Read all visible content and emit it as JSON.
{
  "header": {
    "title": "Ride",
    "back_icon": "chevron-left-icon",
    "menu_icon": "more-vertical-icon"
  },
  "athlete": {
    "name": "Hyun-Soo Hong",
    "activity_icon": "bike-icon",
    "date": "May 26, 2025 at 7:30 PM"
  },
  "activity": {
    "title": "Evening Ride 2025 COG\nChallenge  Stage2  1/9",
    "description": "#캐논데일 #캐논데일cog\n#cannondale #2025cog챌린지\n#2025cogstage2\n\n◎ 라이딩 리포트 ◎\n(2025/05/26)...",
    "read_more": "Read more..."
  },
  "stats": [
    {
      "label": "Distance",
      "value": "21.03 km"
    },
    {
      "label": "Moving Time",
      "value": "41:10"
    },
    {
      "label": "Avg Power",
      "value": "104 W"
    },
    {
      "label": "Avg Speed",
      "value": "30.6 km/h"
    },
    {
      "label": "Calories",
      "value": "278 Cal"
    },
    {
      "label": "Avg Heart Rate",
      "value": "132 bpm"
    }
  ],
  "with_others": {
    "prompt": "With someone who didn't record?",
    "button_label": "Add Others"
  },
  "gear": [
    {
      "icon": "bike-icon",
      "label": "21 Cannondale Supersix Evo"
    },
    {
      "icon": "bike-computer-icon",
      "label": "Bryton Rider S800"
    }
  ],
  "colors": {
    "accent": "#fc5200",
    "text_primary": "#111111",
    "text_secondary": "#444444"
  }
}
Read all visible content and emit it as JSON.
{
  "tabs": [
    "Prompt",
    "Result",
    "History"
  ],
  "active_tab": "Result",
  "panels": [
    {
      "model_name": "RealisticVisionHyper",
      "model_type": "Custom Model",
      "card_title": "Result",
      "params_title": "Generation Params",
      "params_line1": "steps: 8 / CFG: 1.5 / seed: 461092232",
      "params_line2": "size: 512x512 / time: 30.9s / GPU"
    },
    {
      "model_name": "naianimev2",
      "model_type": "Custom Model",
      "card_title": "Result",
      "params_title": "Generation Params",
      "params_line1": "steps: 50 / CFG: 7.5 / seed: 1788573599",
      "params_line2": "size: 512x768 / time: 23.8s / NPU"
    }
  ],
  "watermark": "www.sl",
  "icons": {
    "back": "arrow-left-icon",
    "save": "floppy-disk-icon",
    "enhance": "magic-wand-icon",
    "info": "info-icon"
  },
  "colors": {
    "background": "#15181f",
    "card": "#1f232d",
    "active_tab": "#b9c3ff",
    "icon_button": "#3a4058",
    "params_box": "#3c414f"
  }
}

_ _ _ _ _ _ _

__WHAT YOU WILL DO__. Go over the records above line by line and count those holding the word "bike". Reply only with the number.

__EXPECTED ANSWER__. 3